More than 1,400 people had left occupied territories in the previous 24 hours, of whom about 400 had come from Kherson region and reached Zaporizhzhia, Oleksandr Starukh, head of that region's military administration, said Tuesday.

5:28 a.m. ET, June 22, 2022

Ukraine may have endured its worst week since the fall of Mariupol

Analysis from CNN's Tim Lister

A Ukrainian serviceman looks on after a strike on a warehouse on the outskirts of Lysychansk, in the eastern Ukrainian region of Donbas, on June 17.
A Ukrainian serviceman looks on after a strike on a warehouse on the outskirts of Lysychansk, in the eastern Ukrainian region of Donbas, on June 17. (Aris Messinis/AFP/Getty Images)

Ukraine's defense of Lysychansk -- the last city in the Luhansk region it still holds -- just became a lot more tenuous.

For weeks, Russian forces have been trying to obliterate Ukrainian defensive positions to the south and east of the city, in an effort to encircle it and cut off Ukrainian troops tasked with holding it. 

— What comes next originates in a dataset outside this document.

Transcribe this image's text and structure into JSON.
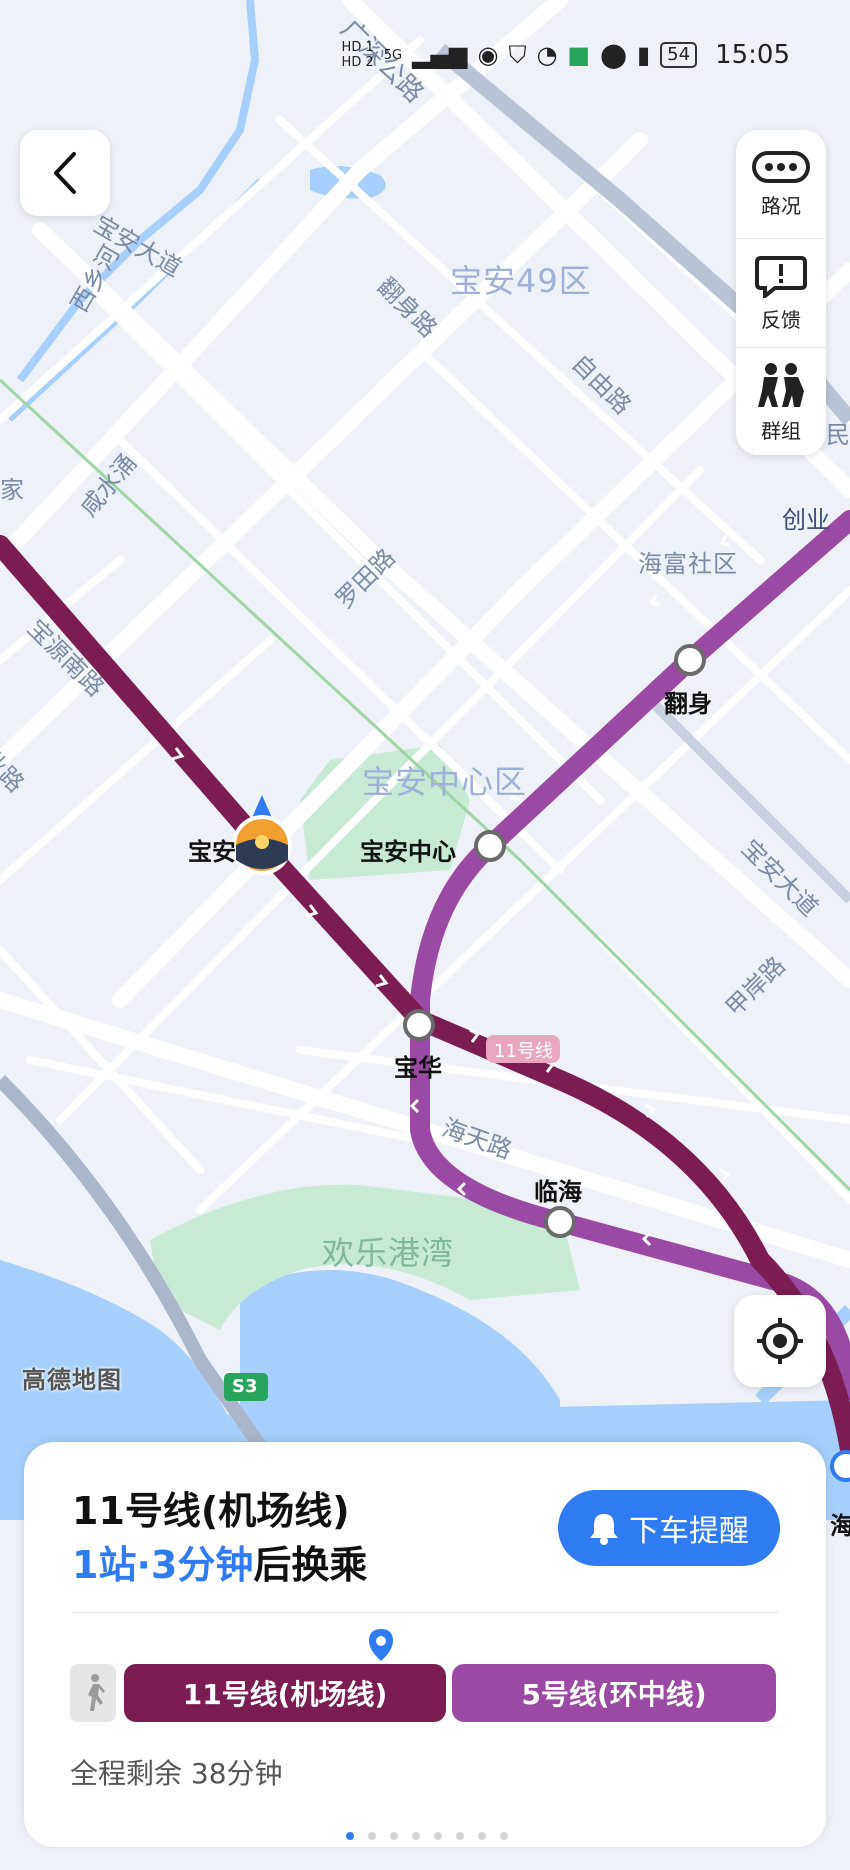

In the last couple of days, the Russians have advanced into several villages south of Lysychansk, though not without sustaining losses from Ukrainian artillery fire. Indeed, the Ukrainian military claims that some Russian battalion tactical groups are being consolidated or withdrawn to restore their combat capabilities.

The Institute for the Study of War, in its latest daily analysis of the battlefield, says the Russian breakthrough from the south means they "may be able to threaten Lysychansk in the coming days while avoiding a difficult opposed crossing of the Siverskyi Donets River."

The settlements that Ukrainian officials confirmed as lost Wednesday are all on the western Siverskyi Donets Riverbank, within 10 kilometers of the southern outskirts of Lysychansk.

Ukrainian forces continue to fight on the fringes of the city of Severodonetsk, and in adjacent communities -- and they benefit from higher ground in Lysychansk.

But their already-compromised supply lines are becoming more tenuous, and the sheer magnitude of Russian firepower is grinding down defensible positions.

The reverses suffered in the past few days, after weeks of determined resistance, probably mark the most difficult week for the Ukrainian military since the surrender of the last defenders in Mariupol.

The attacks near Lysychansk are being carried out in tandem with renewed Russian efforts to cut the highway that runs west to Bakhmut, a critical line of communication for the Ukrainians. In some places, Russian forces are within a few kilometers of the highway.

The Ukrainian defense of Severodonetsk and Lysychansk has consumed the firepower of many Russian units and blunted their efforts to make progress in the neighboring Donetsk region, but the Russians can still call on reserves holding in nearby areas of southwest Russia -- while some of Ukraine's best units are seriously depleted by months of missile, rocket, artillery and air attacks.